Things have definitely changed!  The new Maggie’s Mile at Sunken Meadow on New Year’s Day adds a new dimension to what were always lots of untimed New Year’s Day fun runs.  The January 13th  Sayville Running Company 10 Mile Run to the Blue Point Brewery has become one of the biggest races on the Long Island calendar, and may become even bigger in 2019 when the new, bigger Brewery location is available.  The January 28th Icebreaker Marathon and Half Marathon offers runners an opportunity to get a long run in, and perhaps qualify for Boston, for the low, low price of only $25.  The new Mardi Gras Run to the Great South Bay Brewery on February 11th promises to be another great run , followed by what is becoming the traditional “all you can eat, all the beer you can (safely!!!) drink” with a live band post-race party!  Then it's time to get more serious with the Caumsett 50K/25 K plus the usual Little Cow Harbor and Kings Park races in early March.

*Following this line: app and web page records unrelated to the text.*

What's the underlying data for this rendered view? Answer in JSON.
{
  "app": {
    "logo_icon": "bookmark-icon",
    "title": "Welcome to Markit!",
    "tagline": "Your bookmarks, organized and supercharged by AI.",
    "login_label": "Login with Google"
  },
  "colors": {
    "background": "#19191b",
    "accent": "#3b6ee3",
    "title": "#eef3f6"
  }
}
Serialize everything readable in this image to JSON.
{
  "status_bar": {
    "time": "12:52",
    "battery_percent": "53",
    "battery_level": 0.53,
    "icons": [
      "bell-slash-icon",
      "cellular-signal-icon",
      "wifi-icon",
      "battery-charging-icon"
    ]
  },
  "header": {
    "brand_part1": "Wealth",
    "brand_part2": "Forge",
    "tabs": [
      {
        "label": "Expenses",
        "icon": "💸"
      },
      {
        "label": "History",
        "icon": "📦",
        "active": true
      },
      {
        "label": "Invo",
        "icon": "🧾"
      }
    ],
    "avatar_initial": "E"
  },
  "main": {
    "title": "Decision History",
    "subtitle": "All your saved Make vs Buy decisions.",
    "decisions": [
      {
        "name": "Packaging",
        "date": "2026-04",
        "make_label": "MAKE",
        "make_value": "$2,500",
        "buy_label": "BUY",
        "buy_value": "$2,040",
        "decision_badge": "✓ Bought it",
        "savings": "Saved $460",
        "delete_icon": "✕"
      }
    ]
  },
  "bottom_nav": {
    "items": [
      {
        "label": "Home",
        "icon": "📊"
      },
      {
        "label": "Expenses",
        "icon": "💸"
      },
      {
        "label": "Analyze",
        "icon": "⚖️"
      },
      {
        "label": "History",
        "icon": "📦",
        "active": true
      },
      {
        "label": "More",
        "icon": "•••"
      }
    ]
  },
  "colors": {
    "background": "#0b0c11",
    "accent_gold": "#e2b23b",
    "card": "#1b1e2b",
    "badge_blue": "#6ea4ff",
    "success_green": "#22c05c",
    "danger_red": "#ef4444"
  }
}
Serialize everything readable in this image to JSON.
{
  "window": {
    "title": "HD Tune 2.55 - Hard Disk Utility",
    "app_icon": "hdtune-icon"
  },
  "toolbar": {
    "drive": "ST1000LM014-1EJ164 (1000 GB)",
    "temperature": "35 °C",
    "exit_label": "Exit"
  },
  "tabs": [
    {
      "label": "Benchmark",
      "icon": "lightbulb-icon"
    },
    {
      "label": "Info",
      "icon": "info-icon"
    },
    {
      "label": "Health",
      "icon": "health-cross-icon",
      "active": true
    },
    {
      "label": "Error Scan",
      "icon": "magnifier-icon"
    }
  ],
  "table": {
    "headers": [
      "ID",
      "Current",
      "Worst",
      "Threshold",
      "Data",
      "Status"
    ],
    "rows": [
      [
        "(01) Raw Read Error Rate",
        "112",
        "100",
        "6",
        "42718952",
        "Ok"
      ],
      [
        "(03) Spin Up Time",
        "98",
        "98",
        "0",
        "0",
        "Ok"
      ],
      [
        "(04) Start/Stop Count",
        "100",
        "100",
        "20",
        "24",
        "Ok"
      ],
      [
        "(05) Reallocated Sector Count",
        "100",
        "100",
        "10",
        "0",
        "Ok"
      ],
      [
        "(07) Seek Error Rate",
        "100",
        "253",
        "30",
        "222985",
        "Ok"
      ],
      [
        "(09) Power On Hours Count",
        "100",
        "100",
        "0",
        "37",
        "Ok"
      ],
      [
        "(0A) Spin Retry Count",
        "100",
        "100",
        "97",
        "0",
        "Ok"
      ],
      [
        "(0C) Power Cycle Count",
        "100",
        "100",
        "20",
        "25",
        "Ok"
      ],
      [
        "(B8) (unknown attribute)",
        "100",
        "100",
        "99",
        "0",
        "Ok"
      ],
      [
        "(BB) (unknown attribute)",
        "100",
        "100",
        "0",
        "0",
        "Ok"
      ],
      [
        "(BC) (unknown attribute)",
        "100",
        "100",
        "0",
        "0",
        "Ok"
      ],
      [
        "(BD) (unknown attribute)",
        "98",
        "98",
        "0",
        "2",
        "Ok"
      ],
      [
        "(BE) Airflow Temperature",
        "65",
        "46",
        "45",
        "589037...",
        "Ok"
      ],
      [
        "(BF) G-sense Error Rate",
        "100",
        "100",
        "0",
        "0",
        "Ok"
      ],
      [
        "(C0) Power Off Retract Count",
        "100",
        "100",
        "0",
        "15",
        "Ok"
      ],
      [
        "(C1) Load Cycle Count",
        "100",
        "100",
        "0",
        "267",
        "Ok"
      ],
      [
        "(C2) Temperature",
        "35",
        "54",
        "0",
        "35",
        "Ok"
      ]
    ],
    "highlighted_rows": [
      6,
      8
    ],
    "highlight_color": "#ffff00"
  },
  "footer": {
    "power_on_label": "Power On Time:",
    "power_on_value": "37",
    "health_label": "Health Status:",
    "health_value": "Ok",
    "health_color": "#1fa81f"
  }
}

The Long Island running and racing scene is alive and well all Winter Long.  Be a part of it!